▶ DATA PROVIDED:
__________
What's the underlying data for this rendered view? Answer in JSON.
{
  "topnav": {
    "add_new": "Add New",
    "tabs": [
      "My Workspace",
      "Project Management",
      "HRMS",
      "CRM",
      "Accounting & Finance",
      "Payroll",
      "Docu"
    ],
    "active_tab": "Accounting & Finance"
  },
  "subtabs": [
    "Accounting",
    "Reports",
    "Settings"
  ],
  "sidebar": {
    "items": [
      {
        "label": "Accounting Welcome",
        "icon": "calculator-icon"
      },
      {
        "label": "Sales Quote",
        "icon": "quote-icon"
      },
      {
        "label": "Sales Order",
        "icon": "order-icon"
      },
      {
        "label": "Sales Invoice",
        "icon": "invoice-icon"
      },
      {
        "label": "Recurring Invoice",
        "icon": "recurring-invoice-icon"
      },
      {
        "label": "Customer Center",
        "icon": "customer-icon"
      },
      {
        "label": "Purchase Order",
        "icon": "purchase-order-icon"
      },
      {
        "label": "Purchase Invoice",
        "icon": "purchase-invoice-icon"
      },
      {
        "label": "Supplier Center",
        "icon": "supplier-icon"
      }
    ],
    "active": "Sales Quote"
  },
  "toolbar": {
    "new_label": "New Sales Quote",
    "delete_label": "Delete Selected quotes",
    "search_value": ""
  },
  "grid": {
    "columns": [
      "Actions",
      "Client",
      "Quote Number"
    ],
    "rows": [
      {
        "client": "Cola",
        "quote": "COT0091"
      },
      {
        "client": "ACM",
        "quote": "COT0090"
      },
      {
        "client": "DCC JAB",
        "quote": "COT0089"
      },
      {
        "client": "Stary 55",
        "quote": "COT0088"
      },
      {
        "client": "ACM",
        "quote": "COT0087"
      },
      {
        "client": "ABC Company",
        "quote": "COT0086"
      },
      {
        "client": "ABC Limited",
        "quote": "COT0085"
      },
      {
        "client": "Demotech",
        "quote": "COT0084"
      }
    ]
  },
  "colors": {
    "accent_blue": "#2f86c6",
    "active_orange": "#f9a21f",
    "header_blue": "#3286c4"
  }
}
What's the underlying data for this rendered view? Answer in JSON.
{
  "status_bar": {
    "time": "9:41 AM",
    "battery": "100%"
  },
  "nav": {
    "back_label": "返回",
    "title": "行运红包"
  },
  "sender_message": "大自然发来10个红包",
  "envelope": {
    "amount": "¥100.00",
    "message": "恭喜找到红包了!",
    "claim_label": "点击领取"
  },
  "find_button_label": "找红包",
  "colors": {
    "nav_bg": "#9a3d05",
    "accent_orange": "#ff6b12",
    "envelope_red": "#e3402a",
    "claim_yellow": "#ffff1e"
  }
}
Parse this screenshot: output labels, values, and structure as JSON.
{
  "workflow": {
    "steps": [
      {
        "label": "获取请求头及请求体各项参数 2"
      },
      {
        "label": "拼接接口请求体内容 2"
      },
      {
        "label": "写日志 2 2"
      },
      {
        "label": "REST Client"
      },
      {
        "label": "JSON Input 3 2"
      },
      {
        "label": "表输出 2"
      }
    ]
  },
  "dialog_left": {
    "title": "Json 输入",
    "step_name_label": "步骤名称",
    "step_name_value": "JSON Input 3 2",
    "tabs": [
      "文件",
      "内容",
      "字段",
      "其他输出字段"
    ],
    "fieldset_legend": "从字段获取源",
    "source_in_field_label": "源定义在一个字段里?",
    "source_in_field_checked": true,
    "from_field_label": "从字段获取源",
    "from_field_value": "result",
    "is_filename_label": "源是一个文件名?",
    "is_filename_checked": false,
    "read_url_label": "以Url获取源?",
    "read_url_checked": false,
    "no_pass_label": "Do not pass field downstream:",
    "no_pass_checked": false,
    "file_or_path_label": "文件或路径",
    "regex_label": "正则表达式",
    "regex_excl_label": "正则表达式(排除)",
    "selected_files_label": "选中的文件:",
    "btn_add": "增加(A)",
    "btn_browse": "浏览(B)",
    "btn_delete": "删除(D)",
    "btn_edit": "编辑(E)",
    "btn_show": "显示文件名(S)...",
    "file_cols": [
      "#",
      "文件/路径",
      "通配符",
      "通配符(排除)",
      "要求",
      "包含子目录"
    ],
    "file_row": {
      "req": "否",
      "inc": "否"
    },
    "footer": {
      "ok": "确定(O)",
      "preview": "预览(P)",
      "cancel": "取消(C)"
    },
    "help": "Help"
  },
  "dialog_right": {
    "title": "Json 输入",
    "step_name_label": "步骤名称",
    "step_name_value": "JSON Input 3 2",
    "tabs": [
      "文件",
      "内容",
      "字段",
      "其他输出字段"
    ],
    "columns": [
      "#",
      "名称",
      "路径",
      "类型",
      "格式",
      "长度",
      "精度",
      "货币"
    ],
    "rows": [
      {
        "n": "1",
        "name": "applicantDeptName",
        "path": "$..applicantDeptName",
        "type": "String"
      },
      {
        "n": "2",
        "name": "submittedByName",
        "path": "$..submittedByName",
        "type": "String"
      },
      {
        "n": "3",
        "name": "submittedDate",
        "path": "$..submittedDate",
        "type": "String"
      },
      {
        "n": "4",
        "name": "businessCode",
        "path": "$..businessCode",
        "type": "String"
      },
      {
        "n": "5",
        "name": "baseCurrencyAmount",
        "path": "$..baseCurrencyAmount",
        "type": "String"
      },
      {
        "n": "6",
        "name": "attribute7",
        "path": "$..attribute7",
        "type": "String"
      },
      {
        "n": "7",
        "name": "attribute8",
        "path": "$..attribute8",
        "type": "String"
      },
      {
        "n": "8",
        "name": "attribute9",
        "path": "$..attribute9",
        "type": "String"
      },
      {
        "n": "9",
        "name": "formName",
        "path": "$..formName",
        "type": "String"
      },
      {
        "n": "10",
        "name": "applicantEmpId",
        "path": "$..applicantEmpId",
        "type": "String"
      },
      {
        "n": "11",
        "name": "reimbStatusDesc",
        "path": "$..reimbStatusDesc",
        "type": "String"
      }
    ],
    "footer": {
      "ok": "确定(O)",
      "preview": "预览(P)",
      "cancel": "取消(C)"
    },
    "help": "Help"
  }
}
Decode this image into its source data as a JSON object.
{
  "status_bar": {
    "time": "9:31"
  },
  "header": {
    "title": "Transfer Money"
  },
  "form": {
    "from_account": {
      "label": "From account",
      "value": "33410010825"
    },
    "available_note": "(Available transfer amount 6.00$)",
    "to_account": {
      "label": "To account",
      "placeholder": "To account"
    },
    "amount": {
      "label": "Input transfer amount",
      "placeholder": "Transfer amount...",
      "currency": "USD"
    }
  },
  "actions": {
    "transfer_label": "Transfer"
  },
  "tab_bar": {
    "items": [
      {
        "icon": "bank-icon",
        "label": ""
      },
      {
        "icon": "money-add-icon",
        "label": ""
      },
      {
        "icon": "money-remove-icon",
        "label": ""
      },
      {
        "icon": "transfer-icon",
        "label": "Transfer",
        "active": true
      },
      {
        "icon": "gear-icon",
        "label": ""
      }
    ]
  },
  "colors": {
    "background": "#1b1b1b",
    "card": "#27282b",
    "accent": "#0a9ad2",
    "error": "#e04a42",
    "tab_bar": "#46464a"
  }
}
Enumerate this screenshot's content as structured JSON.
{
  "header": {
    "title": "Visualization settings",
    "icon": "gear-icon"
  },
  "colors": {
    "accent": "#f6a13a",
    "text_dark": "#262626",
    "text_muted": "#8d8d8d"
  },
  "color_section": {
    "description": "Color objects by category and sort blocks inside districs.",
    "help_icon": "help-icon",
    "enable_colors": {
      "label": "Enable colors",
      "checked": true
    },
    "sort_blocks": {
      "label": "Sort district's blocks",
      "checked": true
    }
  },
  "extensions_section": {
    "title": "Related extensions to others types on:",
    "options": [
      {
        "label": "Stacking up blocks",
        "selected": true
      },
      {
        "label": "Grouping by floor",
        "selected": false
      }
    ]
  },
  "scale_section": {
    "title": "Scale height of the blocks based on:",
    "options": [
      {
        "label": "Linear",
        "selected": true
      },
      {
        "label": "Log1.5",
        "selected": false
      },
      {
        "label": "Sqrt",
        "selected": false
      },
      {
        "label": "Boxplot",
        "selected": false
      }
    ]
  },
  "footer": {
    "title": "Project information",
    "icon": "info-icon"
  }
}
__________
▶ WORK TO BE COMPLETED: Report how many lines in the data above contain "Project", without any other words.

▶ EXERCISE RESPONSE: 2